“When you’re in a hurry, take a detour” – it’s a useful motto. Sometimes I fall into the “more, further” trap and find myself planning visits to new cities, regions, countries. A journey like that loses it’s meaning and becomes a festival of greediness. In Central Laos we were in a hurry to go to Vientiane. First in Tha Khaek: “We’ve already seen caves in Vietnam, Kong Lo is a bit out of our way, maybe skip it?”. Then in Kong Lo the direct bus to Vientiane tempted us with a promise of a hassle-free connection. But Marcin found out about Nam Kading national protected area (NPA) that we’d pass by and my plans got snubbed. “One of the cleanest rivers in Laos” sounded like a promise of another paradise and was enough to reshuffle my priorities. All the more so, since for me splashing around in basically any body of water is a top attraction in droughty Laos.

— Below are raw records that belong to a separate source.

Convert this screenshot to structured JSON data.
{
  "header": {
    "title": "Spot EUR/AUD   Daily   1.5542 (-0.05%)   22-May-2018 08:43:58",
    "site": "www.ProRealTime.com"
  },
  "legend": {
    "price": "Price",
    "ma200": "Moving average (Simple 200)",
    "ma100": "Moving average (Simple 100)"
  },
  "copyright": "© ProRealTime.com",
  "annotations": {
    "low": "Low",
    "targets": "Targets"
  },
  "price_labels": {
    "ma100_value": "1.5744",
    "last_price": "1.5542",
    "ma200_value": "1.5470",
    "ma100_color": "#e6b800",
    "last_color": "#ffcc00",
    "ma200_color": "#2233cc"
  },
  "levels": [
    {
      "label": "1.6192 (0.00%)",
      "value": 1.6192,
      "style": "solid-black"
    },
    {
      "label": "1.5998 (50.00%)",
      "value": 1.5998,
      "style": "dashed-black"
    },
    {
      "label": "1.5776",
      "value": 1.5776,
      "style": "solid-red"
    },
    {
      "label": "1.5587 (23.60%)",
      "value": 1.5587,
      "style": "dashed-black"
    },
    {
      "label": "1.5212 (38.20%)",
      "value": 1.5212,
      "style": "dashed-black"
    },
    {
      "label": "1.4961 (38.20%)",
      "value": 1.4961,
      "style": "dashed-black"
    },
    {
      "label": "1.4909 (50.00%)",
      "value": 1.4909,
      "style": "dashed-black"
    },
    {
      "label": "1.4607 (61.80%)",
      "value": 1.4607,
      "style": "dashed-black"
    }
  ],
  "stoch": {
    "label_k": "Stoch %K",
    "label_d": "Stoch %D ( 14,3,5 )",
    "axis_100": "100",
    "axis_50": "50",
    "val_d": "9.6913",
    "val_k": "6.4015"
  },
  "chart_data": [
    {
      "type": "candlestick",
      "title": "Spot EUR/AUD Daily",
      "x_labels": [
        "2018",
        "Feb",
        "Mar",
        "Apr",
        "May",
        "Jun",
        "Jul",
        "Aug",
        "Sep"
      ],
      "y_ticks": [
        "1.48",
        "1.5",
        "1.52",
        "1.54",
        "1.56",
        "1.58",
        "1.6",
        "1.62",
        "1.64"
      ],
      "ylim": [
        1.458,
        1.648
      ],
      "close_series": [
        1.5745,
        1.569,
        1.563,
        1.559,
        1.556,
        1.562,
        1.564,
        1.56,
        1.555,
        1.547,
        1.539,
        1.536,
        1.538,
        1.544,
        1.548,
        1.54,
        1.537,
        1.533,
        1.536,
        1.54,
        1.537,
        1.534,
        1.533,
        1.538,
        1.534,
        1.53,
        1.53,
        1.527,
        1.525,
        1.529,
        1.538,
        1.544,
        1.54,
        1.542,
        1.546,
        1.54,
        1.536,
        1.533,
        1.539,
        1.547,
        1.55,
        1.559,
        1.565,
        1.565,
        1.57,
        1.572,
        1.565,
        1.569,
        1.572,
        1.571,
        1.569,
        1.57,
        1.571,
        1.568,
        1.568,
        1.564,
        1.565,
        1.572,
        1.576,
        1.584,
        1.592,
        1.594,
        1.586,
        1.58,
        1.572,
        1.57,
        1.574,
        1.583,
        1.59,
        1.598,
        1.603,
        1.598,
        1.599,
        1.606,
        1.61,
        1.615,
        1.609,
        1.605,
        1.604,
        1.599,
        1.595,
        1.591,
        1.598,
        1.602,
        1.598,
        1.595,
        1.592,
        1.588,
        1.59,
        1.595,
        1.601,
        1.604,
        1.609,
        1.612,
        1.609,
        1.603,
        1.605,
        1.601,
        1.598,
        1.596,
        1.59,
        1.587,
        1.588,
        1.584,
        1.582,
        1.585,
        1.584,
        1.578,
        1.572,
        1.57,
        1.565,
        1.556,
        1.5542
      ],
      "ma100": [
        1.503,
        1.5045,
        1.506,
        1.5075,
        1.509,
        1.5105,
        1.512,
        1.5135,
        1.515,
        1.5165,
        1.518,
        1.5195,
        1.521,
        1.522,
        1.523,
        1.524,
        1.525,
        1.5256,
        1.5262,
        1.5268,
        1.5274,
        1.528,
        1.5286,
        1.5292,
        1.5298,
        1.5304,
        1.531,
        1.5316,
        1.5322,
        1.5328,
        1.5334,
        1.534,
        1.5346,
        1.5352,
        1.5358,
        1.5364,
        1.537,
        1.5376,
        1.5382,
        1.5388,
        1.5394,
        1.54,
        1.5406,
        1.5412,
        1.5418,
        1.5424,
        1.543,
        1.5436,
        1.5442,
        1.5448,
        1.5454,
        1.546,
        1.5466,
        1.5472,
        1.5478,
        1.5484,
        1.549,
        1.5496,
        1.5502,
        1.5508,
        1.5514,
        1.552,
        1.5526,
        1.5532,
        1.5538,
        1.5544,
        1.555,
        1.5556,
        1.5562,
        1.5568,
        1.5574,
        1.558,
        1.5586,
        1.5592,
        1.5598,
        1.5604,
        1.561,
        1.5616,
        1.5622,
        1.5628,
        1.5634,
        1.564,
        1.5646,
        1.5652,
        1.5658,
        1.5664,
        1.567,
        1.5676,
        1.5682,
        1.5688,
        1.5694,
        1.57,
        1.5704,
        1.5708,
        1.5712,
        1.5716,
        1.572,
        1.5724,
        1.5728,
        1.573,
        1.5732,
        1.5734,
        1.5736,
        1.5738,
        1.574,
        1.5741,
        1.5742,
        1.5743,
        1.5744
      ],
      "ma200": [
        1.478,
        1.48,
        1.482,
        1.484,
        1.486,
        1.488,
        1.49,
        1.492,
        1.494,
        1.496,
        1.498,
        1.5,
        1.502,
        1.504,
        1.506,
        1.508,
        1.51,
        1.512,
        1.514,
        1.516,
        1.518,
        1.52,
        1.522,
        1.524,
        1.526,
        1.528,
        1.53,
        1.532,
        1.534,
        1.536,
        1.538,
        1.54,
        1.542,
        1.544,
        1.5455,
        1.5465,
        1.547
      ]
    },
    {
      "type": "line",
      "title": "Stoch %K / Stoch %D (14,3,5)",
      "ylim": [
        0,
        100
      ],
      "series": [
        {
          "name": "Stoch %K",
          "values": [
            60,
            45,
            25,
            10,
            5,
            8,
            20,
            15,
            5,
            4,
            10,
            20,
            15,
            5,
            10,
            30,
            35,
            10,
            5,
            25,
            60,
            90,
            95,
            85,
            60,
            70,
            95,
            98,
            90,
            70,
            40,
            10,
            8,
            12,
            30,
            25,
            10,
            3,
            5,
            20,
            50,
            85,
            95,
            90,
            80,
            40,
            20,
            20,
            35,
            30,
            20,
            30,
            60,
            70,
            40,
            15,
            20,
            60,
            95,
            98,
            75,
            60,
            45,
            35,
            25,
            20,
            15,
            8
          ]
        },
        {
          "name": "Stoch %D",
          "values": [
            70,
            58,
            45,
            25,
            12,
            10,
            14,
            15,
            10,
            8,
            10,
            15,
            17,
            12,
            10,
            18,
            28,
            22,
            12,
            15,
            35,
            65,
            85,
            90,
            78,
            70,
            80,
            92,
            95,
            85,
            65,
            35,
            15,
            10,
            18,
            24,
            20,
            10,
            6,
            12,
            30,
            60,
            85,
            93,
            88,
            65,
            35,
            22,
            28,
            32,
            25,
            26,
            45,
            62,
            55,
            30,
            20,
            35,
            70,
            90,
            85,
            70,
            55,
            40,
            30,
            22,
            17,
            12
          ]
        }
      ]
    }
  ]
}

We thus take the direct bus from Kong Lo to Vientiane but stop along the way in the little town of Pak Kading. The only motel here is pretty bad and over-priced but a Lao restaurant on the other side of the street makes up for the inconvenience. A real restaurant with traditional Lao food is a bit of a rarity, as Laotians tend to eat at home, while stalls and eateries usually specialize in either grilled items, appetizers or soups. National dishes, like the meat salad laap, are typically prepared for important events. There are tourist restaurants that mainly serve standard Asian fare such as fried rice, curries and stir-fries plus approximations of western dishes. In many such places it’s difficult to find unadulterated Lao food. The restaurant in question though, is not only clean and pleasant, but also serves only local dishes, serves them right, the menu is calligraphed in two languages and the food’s delicious! Win, win, win! For two days we eat only there: great soups, including foe (Did I mention it’s AWESOME?), hellishly spicy green papaya salad, koy paa, which is an especially good laap made of fish, fresh herbs and crunchy veggies. All these are served with Lao sauces (jaew) – made to dip sticky rice and raw veggies. The Laotian cuisine is about harmony – there’s a little bit of dry, a bit of wet, some cooked and some fresh. The raw balances the spiciness of sauces and salads. Laotians appreciate the bitter taste (found in tiny raw eggplants, bamboo shoots or leaves) that activates digestive juices. After a closer look, the cuisine turns out not as primitive as we first thought, instead, it’s ingenious in its intuitive approach to composition of tastes and textures.
Food aside, we’ve stopped here to make a trip along the river, to a waterfall, to be exact. We catch a bus going to the next village and there, right away, meet a grandpa who’s offering to take us in his boat. I would like to know if in the dry season the river’s not too shallow and if the waterfall, well, even works. We don’t have a common language and such questions are impossible. Soon, we’re out in a little boat skimming over the wide river. It is very shallow and buffalo roam here and there, in no hurry whatsoever. Slowly, the riverbanks start to rise and form rocky mountains covered with pristine jungle. Supposedly, some elephants, tigers, gibbons, bears, slow lorises and other rare animals live here but encountering any is next to impossible.
The river narrows down and a small cascade appears in front of us. A few hundred meters upriver a larger one is visible as well. The grandpa tells us to get out and points to the next cascade. In Kong Lo we’d go out and the two “rowers” would pull the boat over, but here grandpa is not up to such tasks. Instead, he takes a nap in the shade of a crevice. See you later! In the distance we see a gleeful, Beerlao-equipped group of local youths, who did not mind pulling their boat over. No choice. We put on our flip-flops and get ready to go along the rocky riverbank. I wonder if the upriver cascade even qualifies as a waterfall… It’s very hot. My face is the color of beets as we slowly traverse over the rocks. No glorious waterfall in sight. Be it as it may, Lao heat has a way of putting great ambitions to rest. It is beautiful and we’re not going any further. We’ll settle for a swim in the clear water and a mini-picnic with butterflies.
On the way back, we’re silent. I keep thinking that I want to stay here forever. A long journey offers time and opportunity to understand oneself. I needed five months and the help of a life-partner: “Marcin, why am I a zodiacal bull, if I love water so much?”. Marcin takes a look along the river and answers: “Because you’re a water buffalo.”